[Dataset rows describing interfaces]
============================================================

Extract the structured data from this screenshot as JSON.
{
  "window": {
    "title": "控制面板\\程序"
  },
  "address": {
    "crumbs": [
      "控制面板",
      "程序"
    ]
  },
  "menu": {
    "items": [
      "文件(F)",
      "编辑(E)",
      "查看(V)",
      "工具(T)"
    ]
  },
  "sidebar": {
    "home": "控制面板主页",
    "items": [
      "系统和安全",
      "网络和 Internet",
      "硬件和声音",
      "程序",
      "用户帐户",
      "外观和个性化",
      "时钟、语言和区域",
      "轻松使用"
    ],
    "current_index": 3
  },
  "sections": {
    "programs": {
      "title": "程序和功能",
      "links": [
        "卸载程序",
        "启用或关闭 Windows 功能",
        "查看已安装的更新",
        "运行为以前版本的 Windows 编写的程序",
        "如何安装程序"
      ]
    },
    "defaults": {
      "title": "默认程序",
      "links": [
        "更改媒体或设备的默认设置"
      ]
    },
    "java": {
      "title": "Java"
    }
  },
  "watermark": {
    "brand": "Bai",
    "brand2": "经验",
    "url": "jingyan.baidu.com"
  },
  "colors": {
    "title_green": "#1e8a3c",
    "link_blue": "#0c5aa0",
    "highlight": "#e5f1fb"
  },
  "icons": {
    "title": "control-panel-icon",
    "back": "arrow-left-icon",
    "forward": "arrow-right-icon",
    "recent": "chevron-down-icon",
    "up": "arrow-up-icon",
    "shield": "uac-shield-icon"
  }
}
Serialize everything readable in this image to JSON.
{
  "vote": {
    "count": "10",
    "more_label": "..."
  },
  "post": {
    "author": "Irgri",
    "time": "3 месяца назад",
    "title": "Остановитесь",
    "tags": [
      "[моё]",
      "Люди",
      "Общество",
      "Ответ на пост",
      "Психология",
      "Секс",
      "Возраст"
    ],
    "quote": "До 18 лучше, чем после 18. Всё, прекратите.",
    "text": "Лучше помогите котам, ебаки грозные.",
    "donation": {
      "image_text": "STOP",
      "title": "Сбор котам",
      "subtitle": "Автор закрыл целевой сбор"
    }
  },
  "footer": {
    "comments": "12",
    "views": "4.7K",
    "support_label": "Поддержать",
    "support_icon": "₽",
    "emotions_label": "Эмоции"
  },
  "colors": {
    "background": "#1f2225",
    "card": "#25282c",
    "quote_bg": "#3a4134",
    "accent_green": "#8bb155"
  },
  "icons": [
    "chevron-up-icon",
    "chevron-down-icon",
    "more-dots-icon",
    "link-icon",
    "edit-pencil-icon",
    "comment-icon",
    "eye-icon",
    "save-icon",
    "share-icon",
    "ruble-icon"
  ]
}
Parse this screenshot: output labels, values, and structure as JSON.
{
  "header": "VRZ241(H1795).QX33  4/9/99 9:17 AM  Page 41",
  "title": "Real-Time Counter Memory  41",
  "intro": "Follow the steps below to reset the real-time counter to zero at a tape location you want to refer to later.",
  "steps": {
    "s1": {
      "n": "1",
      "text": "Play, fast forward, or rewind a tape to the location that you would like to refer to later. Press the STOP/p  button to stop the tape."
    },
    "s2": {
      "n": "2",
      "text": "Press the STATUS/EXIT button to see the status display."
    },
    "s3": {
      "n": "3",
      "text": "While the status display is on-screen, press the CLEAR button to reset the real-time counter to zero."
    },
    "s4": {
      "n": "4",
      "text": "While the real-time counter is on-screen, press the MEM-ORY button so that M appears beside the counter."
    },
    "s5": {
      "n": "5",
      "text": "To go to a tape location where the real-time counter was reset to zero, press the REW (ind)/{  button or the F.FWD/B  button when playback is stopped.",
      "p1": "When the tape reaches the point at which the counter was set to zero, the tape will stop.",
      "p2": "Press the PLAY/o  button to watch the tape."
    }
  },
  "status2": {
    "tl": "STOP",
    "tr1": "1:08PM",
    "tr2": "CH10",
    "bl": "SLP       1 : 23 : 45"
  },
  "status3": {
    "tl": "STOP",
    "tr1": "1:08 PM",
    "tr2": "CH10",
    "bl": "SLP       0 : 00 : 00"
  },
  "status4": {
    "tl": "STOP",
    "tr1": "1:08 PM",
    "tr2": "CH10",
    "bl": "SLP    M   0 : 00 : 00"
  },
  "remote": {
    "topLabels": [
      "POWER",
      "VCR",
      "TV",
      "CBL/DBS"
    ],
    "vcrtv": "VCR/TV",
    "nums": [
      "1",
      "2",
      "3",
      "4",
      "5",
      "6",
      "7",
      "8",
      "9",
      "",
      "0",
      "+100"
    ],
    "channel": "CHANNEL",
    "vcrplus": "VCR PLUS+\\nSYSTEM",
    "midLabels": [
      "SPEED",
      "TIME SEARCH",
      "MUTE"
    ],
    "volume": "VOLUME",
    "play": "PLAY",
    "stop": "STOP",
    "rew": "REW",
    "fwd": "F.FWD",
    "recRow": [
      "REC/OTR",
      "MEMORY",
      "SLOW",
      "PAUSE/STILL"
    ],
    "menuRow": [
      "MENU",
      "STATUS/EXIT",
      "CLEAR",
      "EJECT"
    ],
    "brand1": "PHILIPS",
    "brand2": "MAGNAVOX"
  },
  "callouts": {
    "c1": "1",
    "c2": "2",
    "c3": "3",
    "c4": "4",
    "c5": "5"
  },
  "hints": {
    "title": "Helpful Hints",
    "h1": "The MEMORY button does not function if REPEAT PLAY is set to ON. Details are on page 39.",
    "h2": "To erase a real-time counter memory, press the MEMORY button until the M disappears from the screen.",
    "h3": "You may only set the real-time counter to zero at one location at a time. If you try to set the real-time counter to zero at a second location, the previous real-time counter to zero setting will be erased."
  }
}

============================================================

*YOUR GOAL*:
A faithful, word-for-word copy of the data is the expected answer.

*RESULT FOR THIS EXERCISE*:
Extract the structured data from this screenshot as JSON.
{
  "window": {
    "title": "控制面板\\程序"
  },
  "address": {
    "crumbs": [
      "控制面板",
      "程序"
    ]
  },
  "menu": {
    "items": [
      "文件(F)",
      "编辑(E)",
      "查看(V)",
      "工具(T)"
    ]
  },
  "sidebar": {
    "home": "控制面板主页",
    "items": [
      "系统和安全",
      "网络和 Internet",
      "硬件和声音",
      "程序",
      "用户帐户",
      "外观和个性化",
      "时钟、语言和区域",
      "轻松使用"
    ],
    "current_index": 3
  },
  "sections": {
    "programs": {
      "title": "程序和功能",
      "links": [
        "卸载程序",
        "启用或关闭 Windows 功能",
        "查看已安装的更新",
        "运行为以前版本的 Windows 编写的程序",
        "如何安装程序"
      ]
    },
    "defaults": {
      "title": "默认程序",
      "links": [
        "更改媒体或设备的默认设置"
      ]
    },
    "java": {
      "title": "Java"
    }
  },
  "watermark": {
    "brand": "Bai",
    "brand2": "经验",
    "url": "jingyan.baidu.com"
  },
  "colors": {
    "title_green": "#1e8a3c",
    "link_blue": "#0c5aa0",
    "highlight": "#e5f1fb"
  },
  "icons": {
    "title": "control-panel-icon",
    "back": "arrow-left-icon",
    "forward": "arrow-right-icon",
    "recent": "chevron-down-icon",
    "up": "arrow-up-icon",
    "shield": "uac-shield-icon"
  }
}
Serialize everything readable in this image to JSON.
{
  "vote": {
    "count": "10",
    "more_label": "..."
  },
  "post": {
    "author": "Irgri",
    "time": "3 месяца назад",
    "title": "Остановитесь",
    "tags": [
      "[моё]",
      "Люди",
      "Общество",
      "Ответ на пост",
      "Психология",
      "Секс",
      "Возраст"
    ],
    "quote": "До 18 лучше, чем после 18. Всё, прекратите.",
    "text": "Лучше помогите котам, ебаки грозные.",
    "donation": {
      "image_text": "STOP",
      "title": "Сбор котам",
      "subtitle": "Автор закрыл целевой сбор"
    }
  },
  "footer": {
    "comments": "12",
    "views": "4.7K",
    "support_label": "Поддержать",
    "support_icon": "₽",
    "emotions_label": "Эмоции"
  },
  "colors": {
    "background": "#1f2225",
    "card": "#25282c",
    "quote_bg": "#3a4134",
    "accent_green": "#8bb155"
  },
  "icons": [
    "chevron-up-icon",
    "chevron-down-icon",
    "more-dots-icon",
    "link-icon",
    "edit-pencil-icon",
    "comment-icon",
    "eye-icon",
    "save-icon",
    "share-icon",
    "ruble-icon"
  ]
}
Parse this screenshot: output labels, values, and structure as JSON.
{
  "header": "VRZ241(H1795).QX33  4/9/99 9:17 AM  Page 41",
  "title": "Real-Time Counter Memory  41",
  "intro": "Follow the steps below to reset the real-time counter to zero at a tape location you want to refer to later.",
  "steps": {
    "s1": {
      "n": "1",
      "text": "Play, fast forward, or rewind a tape to the location that you would like to refer to later. Press the STOP/p  button to stop the tape."
    },
    "s2": {
      "n": "2",
      "text": "Press the STATUS/EXIT button to see the status display."
    },
    "s3": {
      "n": "3",
      "text": "While the status display is on-screen, press the CLEAR button to reset the real-time counter to zero."
    },
    "s4": {
      "n": "4",
      "text": "While the real-time counter is on-screen, press the MEM-ORY button so that M appears beside the counter."
    },
    "s5": {
      "n": "5",
      "text": "To go to a tape location where the real-time counter was reset to zero, press the REW (ind)/{  button or the F.FWD/B  button when playback is stopped.",
      "p1": "When the tape reaches the point at which the counter was set to zero, the tape will stop.",
      "p2": "Press the PLAY/o  button to watch the tape."
    }
  },
  "status2": {
    "tl": "STOP",
    "tr1": "1:08PM",
    "tr2": "CH10",
    "bl": "SLP       1 : 23 : 45"
  },
  "status3": {
    "tl": "STOP",
    "tr1": "1:08 PM",
    "tr2": "CH10",
    "bl": "SLP       0 : 00 : 00"
  },
  "status4": {
    "tl": "STOP",
    "tr1": "1:08 PM",
    "tr2": "CH10",
    "bl": "SLP    M   0 : 00 : 00"
  },
  "remote": {
    "topLabels": [
      "POWER",
      "VCR",
      "TV",
      "CBL/DBS"
    ],
    "vcrtv": "VCR/TV",
    "nums": [
      "1",
      "2",
      "3",
      "4",
      "5",
      "6",
      "7",
      "8",
      "9",
      "",
      "0",
      "+100"
    ],
    "channel": "CHANNEL",
    "vcrplus": "VCR PLUS+\\nSYSTEM",
    "midLabels": [
      "SPEED",
      "TIME SEARCH",
      "MUTE"
    ],
    "volume": "VOLUME",
    "play": "PLAY",
    "stop": "STOP",
    "rew": "REW",
    "fwd": "F.FWD",
    "recRow": [
      "REC/OTR",
      "MEMORY",
      "SLOW",
      "PAUSE/STILL"
    ],
    "menuRow": [
      "MENU",
      "STATUS/EXIT",
      "CLEAR",
      "EJECT"
    ],
    "brand1": "PHILIPS",
    "brand2": "MAGNAVOX"
  },
  "callouts": {
    "c1": "1",
    "c2": "2",
    "c3": "3",
    "c4": "4",
    "c5": "5"
  },
  "hints": {
    "title": "Helpful Hints",
    "h1": "The MEMORY button does not function if REPEAT PLAY is set to ON. Details are on page 39.",
    "h2": "To erase a real-time counter memory, press the MEMORY button until the M disappears from the screen.",
    "h3": "You may only set the real-time counter to zero at one location at a time. If you try to set the real-time counter to zero at a second location, the previous real-time counter to zero setting will be erased."
  }
}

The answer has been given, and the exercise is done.